Records excerpted from a collection

-----

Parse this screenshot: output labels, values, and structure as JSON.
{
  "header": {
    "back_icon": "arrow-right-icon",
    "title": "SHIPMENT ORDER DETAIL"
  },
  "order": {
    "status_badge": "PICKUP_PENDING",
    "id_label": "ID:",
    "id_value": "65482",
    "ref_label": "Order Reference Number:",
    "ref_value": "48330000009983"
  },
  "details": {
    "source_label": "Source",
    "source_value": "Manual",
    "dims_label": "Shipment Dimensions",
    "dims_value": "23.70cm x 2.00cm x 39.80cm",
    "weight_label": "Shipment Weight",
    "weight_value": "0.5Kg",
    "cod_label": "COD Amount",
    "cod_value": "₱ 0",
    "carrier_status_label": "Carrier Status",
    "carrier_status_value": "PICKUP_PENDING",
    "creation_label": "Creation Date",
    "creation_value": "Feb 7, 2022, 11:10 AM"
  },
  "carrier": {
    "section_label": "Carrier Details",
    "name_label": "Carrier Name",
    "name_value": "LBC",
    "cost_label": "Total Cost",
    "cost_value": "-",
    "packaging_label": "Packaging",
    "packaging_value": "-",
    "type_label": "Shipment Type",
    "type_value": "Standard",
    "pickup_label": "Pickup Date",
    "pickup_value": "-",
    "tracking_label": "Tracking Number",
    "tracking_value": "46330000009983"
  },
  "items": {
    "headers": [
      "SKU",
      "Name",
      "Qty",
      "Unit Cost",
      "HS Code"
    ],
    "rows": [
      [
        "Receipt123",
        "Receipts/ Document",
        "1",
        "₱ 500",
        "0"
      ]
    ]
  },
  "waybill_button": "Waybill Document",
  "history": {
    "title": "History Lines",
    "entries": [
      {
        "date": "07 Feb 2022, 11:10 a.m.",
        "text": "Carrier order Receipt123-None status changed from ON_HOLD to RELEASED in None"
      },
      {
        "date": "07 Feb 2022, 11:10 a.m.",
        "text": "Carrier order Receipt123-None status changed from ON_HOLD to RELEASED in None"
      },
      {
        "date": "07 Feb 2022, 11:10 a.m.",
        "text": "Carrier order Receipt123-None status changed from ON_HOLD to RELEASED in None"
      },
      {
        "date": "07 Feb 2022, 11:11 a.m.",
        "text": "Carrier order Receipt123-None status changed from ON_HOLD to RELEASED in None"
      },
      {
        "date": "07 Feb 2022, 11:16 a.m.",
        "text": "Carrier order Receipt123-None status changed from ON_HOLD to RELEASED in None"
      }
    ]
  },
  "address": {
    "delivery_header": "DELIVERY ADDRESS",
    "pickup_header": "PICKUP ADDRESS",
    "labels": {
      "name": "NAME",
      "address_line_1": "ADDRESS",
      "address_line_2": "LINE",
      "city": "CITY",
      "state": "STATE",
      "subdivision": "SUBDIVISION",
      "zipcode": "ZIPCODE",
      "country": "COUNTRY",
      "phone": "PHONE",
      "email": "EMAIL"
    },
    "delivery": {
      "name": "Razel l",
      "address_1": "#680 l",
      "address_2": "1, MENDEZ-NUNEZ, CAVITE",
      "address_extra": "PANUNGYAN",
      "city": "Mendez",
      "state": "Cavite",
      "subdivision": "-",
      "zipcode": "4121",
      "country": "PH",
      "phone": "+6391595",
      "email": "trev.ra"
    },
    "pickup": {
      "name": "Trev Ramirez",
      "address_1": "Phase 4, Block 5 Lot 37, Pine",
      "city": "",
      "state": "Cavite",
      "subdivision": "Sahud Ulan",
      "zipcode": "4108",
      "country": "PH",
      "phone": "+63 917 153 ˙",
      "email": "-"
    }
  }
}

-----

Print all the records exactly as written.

Parse this screenshot: output labels, values, and structure as JSON.
{
  "header": {
    "back_icon": "arrow-right-icon",
    "title": "SHIPMENT ORDER DETAIL"
  },
  "order": {
    "status_badge": "PICKUP_PENDING",
    "id_label": "ID:",
    "id_value": "65482",
    "ref_label": "Order Reference Number:",
    "ref_value": "48330000009983"
  },
  "details": {
    "source_label": "Source",
    "source_value": "Manual",
    "dims_label": "Shipment Dimensions",
    "dims_value": "23.70cm x 2.00cm x 39.80cm",
    "weight_label": "Shipment Weight",
    "weight_value": "0.5Kg",
    "cod_label": "COD Amount",
    "cod_value": "₱ 0",
    "carrier_status_label": "Carrier Status",
    "carrier_status_value": "PICKUP_PENDING",
    "creation_label": "Creation Date",
    "creation_value": "Feb 7, 2022, 11:10 AM"
  },
  "carrier": {
    "section_label": "Carrier Details",
    "name_label": "Carrier Name",
    "name_value": "LBC",
    "cost_label": "Total Cost",
    "cost_value": "-",
    "packaging_label": "Packaging",
    "packaging_value": "-",
    "type_label": "Shipment Type",
    "type_value": "Standard",
    "pickup_label": "Pickup Date",
    "pickup_value": "-",
    "tracking_label": "Tracking Number",
    "tracking_value": "46330000009983"
  },
  "items": {
    "headers": [
      "SKU",
      "Name",
      "Qty",
      "Unit Cost",
      "HS Code"
    ],
    "rows": [
      [
        "Receipt123",
        "Receipts/ Document",
        "1",
        "₱ 500",
        "0"
      ]
    ]
  },
  "waybill_button": "Waybill Document",
  "history": {
    "title": "History Lines",
    "entries": [
      {
        "date": "07 Feb 2022, 11:10 a.m.",
        "text": "Carrier order Receipt123-None status changed from ON_HOLD to RELEASED in None"
      },
      {
        "date": "07 Feb 2022, 11:10 a.m.",
        "text": "Carrier order Receipt123-None status changed from ON_HOLD to RELEASED in None"
      },
      {
        "date": "07 Feb 2022, 11:10 a.m.",
        "text": "Carrier order Receipt123-None status changed from ON_HOLD to RELEASED in None"
      },
      {
        "date": "07 Feb 2022, 11:11 a.m.",
        "text": "Carrier order Receipt123-None status changed from ON_HOLD to RELEASED in None"
      },
      {
        "date": "07 Feb 2022, 11:16 a.m.",
        "text": "Carrier order Receipt123-None status changed from ON_HOLD to RELEASED in None"
      }
    ]
  },
  "address": {
    "delivery_header": "DELIVERY ADDRESS",
    "pickup_header": "PICKUP ADDRESS",
    "labels": {
      "name": "NAME",
      "address_line_1": "ADDRESS",
      "address_line_2": "LINE",
      "city": "CITY",
      "state": "STATE",
      "subdivision": "SUBDIVISION",
      "zipcode": "ZIPCODE",
      "country": "COUNTRY",
      "phone": "PHONE",
      "email": "EMAIL"
    },
    "delivery": {
      "name": "Razel l",
      "address_1": "#680 l",
      "address_2": "1, MENDEZ-NUNEZ, CAVITE",
      "address_extra": "PANUNGYAN",
      "city": "Mendez",
      "state": "Cavite",
      "subdivision": "-",
      "zipcode": "4121",
      "country": "PH",
      "phone": "+6391595",
      "email": "trev.ra"
    },
    "pickup": {
      "name": "Trev Ramirez",
      "address_1": "Phase 4, Block 5 Lot 37, Pine",
      "city": "",
      "state": "Cavite",
      "subdivision": "Sahud Ulan",
      "zipcode": "4108",
      "country": "PH",
      "phone": "+63 917 153 ˙",
      "email": "-"
    }
  }
}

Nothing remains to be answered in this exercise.